Your objective: Check each line below for "JSON" and say how many have it, with no other words.

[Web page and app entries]
_ _ _ _ _ _ _
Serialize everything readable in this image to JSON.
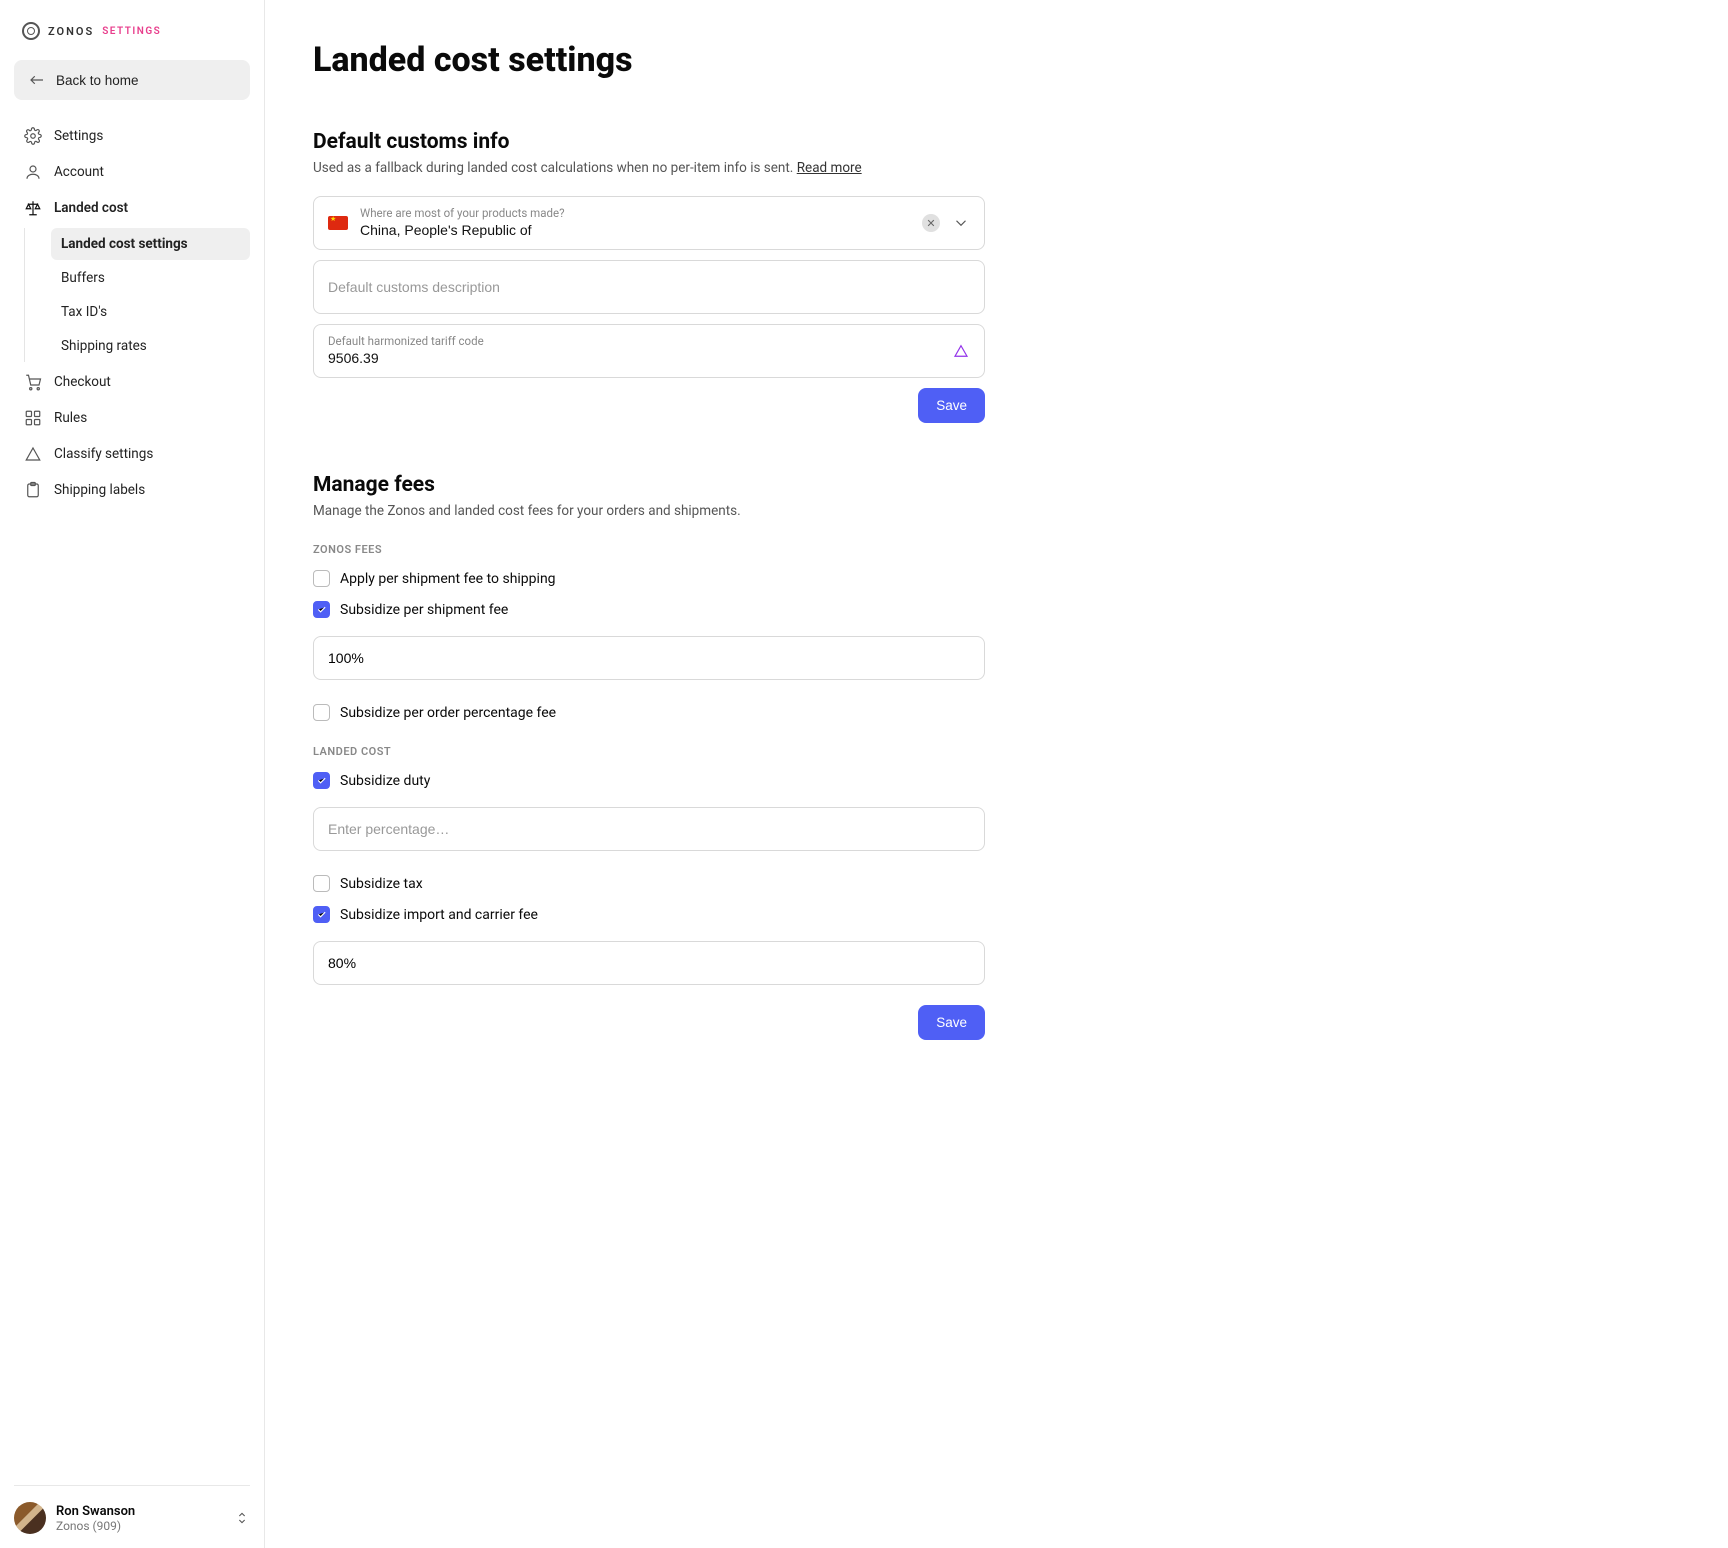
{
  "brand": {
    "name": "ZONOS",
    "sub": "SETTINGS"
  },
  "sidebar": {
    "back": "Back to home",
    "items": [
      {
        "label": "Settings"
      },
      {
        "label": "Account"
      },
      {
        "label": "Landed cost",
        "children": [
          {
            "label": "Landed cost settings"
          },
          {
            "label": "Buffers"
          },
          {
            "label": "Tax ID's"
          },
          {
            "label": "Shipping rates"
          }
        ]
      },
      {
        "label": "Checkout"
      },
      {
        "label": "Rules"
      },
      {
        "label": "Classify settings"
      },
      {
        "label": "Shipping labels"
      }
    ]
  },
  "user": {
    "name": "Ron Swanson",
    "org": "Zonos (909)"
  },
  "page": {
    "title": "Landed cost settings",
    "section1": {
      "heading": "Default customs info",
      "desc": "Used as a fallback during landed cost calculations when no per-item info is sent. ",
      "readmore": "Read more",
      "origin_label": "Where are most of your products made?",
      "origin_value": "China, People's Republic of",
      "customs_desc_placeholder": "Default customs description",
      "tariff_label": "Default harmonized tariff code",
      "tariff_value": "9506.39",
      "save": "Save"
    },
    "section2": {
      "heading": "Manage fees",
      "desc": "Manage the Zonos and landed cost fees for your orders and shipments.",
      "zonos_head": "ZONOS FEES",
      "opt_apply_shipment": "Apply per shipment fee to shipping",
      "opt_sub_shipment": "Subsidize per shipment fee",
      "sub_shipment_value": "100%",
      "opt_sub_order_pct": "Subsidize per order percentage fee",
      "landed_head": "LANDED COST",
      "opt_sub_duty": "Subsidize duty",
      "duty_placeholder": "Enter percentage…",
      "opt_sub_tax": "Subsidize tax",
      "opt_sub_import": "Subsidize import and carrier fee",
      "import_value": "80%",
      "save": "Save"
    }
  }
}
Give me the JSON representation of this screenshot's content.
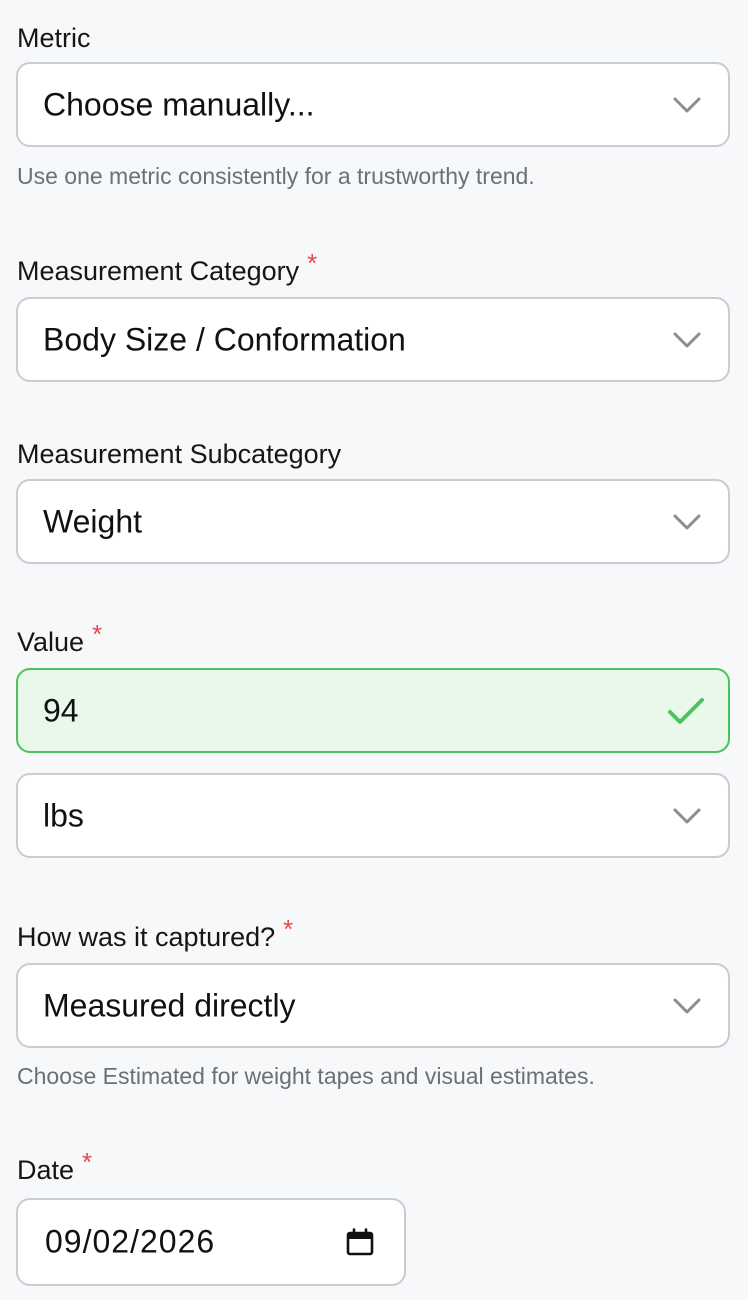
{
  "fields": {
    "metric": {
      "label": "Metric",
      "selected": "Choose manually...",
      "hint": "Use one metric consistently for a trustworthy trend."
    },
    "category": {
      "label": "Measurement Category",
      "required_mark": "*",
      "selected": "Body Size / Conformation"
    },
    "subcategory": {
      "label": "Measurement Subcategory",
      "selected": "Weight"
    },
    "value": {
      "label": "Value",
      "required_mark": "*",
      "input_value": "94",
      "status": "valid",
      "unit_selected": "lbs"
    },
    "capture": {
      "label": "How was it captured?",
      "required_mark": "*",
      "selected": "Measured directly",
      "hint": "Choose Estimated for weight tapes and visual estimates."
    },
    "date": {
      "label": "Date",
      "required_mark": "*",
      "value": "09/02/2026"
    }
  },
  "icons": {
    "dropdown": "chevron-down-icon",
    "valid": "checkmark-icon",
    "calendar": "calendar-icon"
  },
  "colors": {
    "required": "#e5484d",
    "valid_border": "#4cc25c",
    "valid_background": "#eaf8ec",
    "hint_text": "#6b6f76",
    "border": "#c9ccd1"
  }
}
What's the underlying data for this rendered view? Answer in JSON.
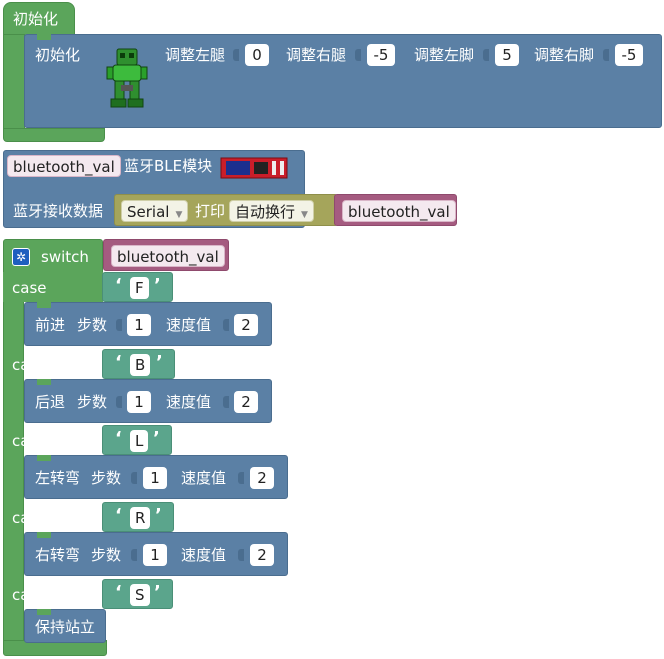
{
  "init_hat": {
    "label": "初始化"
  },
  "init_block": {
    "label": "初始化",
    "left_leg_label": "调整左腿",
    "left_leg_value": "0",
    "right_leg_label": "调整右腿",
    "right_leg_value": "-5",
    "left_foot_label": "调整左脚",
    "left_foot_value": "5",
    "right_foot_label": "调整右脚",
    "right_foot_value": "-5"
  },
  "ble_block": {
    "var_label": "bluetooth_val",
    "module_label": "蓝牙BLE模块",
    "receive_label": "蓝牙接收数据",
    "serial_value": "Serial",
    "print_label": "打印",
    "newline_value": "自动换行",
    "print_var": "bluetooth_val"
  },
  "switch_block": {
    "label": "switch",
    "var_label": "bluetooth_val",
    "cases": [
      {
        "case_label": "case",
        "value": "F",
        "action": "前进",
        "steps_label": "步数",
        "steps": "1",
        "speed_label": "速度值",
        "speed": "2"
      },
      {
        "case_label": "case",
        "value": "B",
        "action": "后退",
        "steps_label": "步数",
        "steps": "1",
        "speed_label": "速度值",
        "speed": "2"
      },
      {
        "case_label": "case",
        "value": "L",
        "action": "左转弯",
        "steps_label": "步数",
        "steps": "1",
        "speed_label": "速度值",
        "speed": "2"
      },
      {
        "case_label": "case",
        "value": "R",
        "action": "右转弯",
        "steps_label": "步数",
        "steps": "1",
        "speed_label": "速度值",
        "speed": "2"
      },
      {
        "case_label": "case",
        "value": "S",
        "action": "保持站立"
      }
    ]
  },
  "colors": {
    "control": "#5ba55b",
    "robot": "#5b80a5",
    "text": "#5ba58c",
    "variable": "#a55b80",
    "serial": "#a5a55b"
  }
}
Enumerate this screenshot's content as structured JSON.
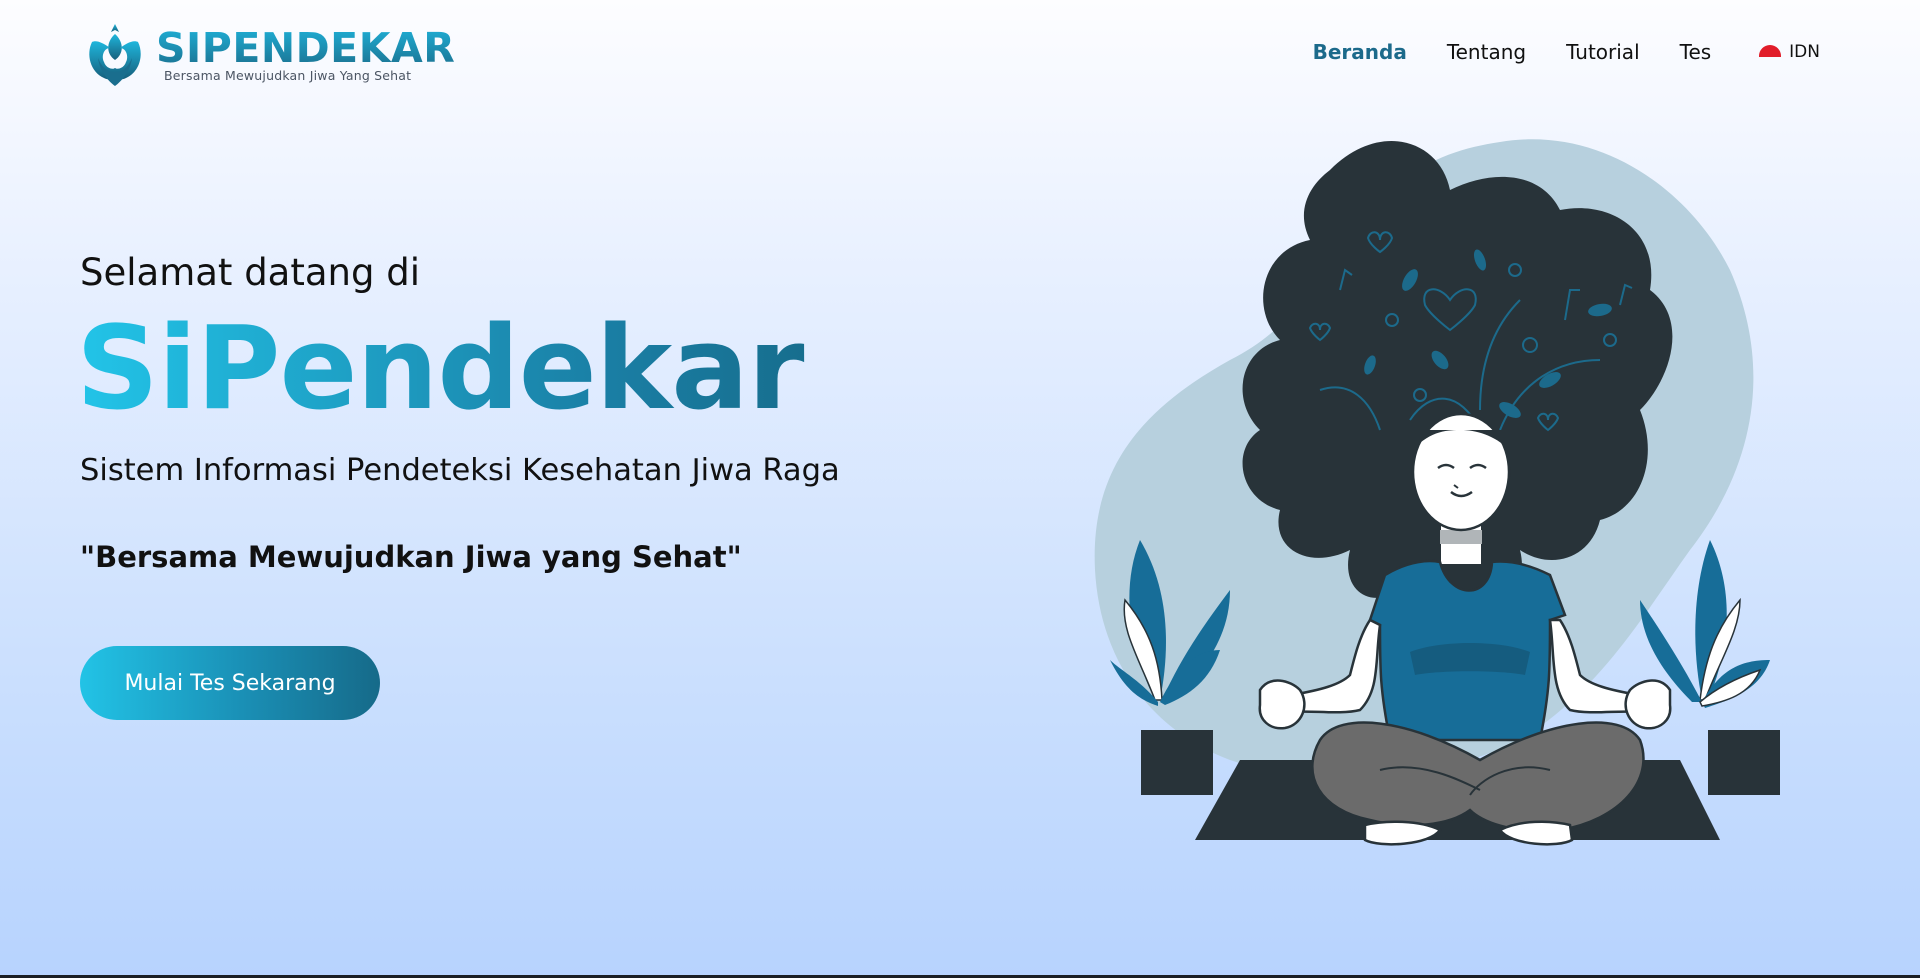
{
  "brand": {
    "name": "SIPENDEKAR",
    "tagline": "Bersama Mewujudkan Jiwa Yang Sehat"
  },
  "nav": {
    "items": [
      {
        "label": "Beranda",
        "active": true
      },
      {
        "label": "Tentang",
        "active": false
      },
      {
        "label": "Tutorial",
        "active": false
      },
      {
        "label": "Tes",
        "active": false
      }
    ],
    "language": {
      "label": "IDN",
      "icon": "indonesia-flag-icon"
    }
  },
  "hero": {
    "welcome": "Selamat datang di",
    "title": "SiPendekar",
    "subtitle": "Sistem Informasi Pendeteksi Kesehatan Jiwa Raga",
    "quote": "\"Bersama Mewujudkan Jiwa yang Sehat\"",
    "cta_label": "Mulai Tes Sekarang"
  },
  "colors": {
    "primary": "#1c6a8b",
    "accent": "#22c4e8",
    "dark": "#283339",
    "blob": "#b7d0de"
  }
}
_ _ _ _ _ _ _
Answer for this exercise: 4